Sept. 29, 2005
Seoul Semiconductor is to introduce its LCD backlights into the Japanese market, while Aixtron has sold a number of material growth machines to Korean organizations.
Seoul enters Japanese market

Seoul Semiconductor Co. has set up a local unit in Japan to market its high-brightness white LEDs for use as backlights in liquid crystal display (LCD) monitors and TV sets, according to Nikkei Business Daily.

South Korea's largest LED maker plans to make full use of its cost-competitiveness to penetrate the Japanese market through local agents such as Kaga Electronics Co. and other firms.

The company has developed a white LED which offers enhanced color reproduction capability, and shipments of samples have already begun in Japan. The company will also market its red-green-blue backlight LEDs in Japan.

LCDs that use white LEDs as a backlight increase their color reproduction quality to 90% from 70% in terms of NTSC (National Television Systems Committee) video standards, the firm claims.

As LCD backlights, white LEDs are more expensive than cold cathode fluorescent (CCFL) tubes, and their use in large screen LCD TV sets has been quite limited. Seoul Semiconductor plans to sell the LEDs to manufacturers of car navigation systems and electronics firms that make small LCD TVs.

Aixtron sells equipment to Korea
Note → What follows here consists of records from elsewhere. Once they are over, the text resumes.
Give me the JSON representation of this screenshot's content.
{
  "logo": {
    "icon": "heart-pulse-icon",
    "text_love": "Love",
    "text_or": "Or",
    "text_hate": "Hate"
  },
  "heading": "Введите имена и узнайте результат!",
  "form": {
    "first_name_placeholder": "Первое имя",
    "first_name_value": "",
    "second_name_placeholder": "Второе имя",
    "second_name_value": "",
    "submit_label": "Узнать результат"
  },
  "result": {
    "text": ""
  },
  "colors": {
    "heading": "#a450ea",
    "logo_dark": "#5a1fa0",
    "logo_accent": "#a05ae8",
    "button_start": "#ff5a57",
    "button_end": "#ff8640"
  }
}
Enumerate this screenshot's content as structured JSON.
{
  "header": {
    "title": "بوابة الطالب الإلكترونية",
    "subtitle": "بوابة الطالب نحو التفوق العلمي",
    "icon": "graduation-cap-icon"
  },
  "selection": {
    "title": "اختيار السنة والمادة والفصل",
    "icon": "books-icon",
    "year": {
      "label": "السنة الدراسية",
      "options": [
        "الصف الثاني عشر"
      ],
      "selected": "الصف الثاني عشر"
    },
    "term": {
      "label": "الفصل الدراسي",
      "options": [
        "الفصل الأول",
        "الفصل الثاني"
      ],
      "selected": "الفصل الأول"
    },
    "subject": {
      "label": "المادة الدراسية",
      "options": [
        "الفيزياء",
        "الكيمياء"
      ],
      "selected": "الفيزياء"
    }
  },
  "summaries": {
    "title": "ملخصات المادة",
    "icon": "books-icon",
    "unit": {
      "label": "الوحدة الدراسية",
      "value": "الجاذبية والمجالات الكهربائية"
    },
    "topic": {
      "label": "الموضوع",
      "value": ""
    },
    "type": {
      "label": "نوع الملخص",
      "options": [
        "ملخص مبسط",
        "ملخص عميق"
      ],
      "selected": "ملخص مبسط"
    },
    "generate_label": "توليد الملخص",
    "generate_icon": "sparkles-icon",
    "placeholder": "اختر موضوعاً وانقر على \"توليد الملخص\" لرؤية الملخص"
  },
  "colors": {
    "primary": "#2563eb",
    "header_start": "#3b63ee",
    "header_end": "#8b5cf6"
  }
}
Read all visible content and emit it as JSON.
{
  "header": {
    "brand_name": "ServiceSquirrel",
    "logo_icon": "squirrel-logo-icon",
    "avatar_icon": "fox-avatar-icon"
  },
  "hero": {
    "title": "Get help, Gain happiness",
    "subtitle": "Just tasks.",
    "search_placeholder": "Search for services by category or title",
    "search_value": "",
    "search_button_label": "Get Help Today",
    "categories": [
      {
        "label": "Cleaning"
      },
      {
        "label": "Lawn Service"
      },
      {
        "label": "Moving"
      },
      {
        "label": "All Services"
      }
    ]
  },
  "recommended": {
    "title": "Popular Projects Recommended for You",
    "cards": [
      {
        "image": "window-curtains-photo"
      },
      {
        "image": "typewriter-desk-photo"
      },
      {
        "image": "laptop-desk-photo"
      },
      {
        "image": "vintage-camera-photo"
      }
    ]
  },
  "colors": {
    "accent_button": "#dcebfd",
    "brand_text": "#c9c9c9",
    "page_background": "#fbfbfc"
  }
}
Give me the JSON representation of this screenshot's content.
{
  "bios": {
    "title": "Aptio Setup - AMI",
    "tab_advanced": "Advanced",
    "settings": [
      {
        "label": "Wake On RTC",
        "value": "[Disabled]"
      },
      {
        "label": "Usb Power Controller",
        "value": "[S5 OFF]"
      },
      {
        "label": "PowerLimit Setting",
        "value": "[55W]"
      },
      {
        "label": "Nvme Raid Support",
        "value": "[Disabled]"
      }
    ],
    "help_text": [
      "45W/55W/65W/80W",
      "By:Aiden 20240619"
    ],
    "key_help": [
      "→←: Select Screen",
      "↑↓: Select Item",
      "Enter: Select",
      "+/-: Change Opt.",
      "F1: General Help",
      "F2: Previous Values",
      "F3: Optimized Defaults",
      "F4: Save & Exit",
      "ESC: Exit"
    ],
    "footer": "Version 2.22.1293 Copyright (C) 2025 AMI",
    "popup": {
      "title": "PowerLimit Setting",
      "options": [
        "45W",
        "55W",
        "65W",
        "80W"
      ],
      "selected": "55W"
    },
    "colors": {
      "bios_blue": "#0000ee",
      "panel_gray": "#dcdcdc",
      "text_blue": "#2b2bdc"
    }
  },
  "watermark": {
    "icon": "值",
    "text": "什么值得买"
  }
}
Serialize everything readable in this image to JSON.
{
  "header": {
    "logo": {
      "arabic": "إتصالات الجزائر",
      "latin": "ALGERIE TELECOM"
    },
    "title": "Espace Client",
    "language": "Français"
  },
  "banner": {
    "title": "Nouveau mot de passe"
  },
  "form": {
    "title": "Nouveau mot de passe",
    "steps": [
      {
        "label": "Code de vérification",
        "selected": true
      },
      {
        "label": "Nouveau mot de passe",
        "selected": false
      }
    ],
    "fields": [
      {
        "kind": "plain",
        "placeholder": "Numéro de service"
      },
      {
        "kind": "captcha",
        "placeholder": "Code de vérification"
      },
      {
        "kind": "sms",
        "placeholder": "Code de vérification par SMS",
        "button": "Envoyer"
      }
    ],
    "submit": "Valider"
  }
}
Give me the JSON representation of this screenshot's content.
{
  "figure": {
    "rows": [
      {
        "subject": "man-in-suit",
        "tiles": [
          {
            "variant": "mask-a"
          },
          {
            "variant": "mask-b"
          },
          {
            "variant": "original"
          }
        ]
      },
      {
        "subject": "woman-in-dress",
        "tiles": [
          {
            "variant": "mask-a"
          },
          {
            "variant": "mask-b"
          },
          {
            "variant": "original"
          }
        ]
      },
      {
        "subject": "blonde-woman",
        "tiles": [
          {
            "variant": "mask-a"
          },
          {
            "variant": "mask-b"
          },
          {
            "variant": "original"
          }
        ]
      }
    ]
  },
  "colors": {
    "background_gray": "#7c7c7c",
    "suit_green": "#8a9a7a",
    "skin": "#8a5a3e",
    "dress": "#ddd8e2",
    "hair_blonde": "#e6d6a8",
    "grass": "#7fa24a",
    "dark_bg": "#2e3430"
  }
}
Aixtron AG, a German supplier of MOCVD equipment used to grow semiconductor LED layers, has reported several orders from Korean organizations.

One MOCVD system, a repeat order for an AIX 2600G3HT model, will be shipped to Samsung Electro Mechanics, a company located in Suwon-City (also known as “Samsung City”), near Seoul.

Samsung Electro Mechanics manufactures SMD- and lamp-type LEDs of cellular handsets and numerous other markets.

One of the most successful start-up companies in South Korea, LED wafer and chip supplier EpiValley Co Ltd. (located near Seoul) has placed a repeat order for two more Thomas Swan CCS reactors (each with 19 x 2-inch wafer capacity).

Another order has been placed by the newly established Korea Photonics Technology Institute (KOPTI), located at the City of Gwangju. The city in the southern part of the country is embarking upon a “LED Valley” project that aims to make it one of the most innovative LED production powerhouses in the world (see Korea creates LED Valley).

A Thomas Swan CCS machine (19 x 2-inch) will be used for the development and the production of GaN-based LEDs, while an AIX 2600G3 (18 x 3-inch) will be utilized for the development and manufacture of GaAs-based LEDs.